- ^ Gupta (1997), p. 154
- ^ Staal (1999), pp. 106, 109–110
- ^ Seidenberg (1978)
- ^ van der Waerden (1983)
- ^ Van der Waerden, Barten L (1983). Geometry and Algebra in Ancient Civilizations. Springer Verlag. p. 12. ISBN 0387121595.
- ^ Joseph, George Gheverghese (1997). “What Is a Square Root? A Study of Geometrical Representation in Different Mathematical Traditions”. Mathematics in School. 26 (3): 4–9. ISSN 0305-7259. JSTOR 30215281.
- ^ Boyer (1991), p. 207, “We find rules for the construction of right angles by means of triples of cords the lengths of which form Pythagorean triages, such as 3, 4, and 5, or 5, 12, and 13, or 8, 15, and 17, or 12, 35, and 37. However all of these triads are easily derived from the old Babylonian rule; hence, Mesopotamian influence in the Sulvasutras is not unlikely. Aspastamba knew that the square on the diagonal of a rectangle is equal to the sum of the squares on the two adjacent sides, but this form of the Pythagorean theorem also may have been derived from Mesopotamia. … So conjectural are the origin and period of the Sulbasutras that we cannot tell whether or not the rules are related to early Egyptian surveying or to the later Greek problem of altar doubling. They are variously dated within an interval of almost a thousand years stretching from the eighth century B.C. to the second century of our era.”
- ^ Krishnan, K S (2019). Origin of Vedas, Chapter 5. Notion Press. ISBN 978-1645879800.
- ^ Seidenberg (1983), p. 121
- ^ Pingree (1981), p. 5
- ^ Plofker (2009), p. 17
- ^ Thibaut (1875), pp. 232–238
- ^ Plofker (2007), pp. 388–389
- ^ Boyer (1991), p. 207
- ^ Joseph, G.G. (2000). The Crest of the Peacock: The Non-European Roots of Mathematics. Princeton University Press. p. 229. ISBN

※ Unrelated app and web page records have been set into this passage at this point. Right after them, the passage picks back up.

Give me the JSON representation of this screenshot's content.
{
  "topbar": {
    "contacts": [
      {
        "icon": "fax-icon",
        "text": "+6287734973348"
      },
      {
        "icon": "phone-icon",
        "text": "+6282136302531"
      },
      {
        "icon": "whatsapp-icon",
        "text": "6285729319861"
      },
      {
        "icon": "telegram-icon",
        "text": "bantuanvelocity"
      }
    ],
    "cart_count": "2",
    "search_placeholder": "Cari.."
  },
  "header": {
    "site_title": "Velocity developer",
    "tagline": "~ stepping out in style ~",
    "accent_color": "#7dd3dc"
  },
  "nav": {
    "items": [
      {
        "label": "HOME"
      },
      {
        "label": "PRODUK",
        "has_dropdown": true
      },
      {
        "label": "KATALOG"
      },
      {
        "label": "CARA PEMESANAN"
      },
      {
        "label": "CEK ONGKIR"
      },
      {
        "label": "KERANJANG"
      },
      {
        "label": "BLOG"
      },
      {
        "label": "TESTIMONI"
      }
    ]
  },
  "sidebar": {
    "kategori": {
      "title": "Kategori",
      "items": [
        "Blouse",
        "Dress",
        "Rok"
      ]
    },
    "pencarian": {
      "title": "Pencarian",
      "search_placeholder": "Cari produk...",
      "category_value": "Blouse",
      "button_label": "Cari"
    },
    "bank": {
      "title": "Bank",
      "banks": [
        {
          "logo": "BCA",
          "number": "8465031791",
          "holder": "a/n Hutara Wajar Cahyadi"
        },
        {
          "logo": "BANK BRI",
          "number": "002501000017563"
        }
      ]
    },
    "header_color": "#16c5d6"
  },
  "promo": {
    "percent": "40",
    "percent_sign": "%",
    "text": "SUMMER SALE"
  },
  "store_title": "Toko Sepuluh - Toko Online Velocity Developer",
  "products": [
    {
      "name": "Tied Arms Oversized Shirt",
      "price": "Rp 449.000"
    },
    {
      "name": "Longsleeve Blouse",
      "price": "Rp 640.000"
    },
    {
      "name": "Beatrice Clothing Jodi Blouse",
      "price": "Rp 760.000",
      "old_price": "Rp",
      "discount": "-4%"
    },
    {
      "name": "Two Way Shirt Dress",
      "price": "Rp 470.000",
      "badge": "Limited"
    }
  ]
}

- ^ Thibaut (1875), pp. 243–246
- ^ a b Plofker (2007), pp. 388-391
- ^ a b c Plofker (2007), p. 391
- ^ Plofker (2007), p. 392,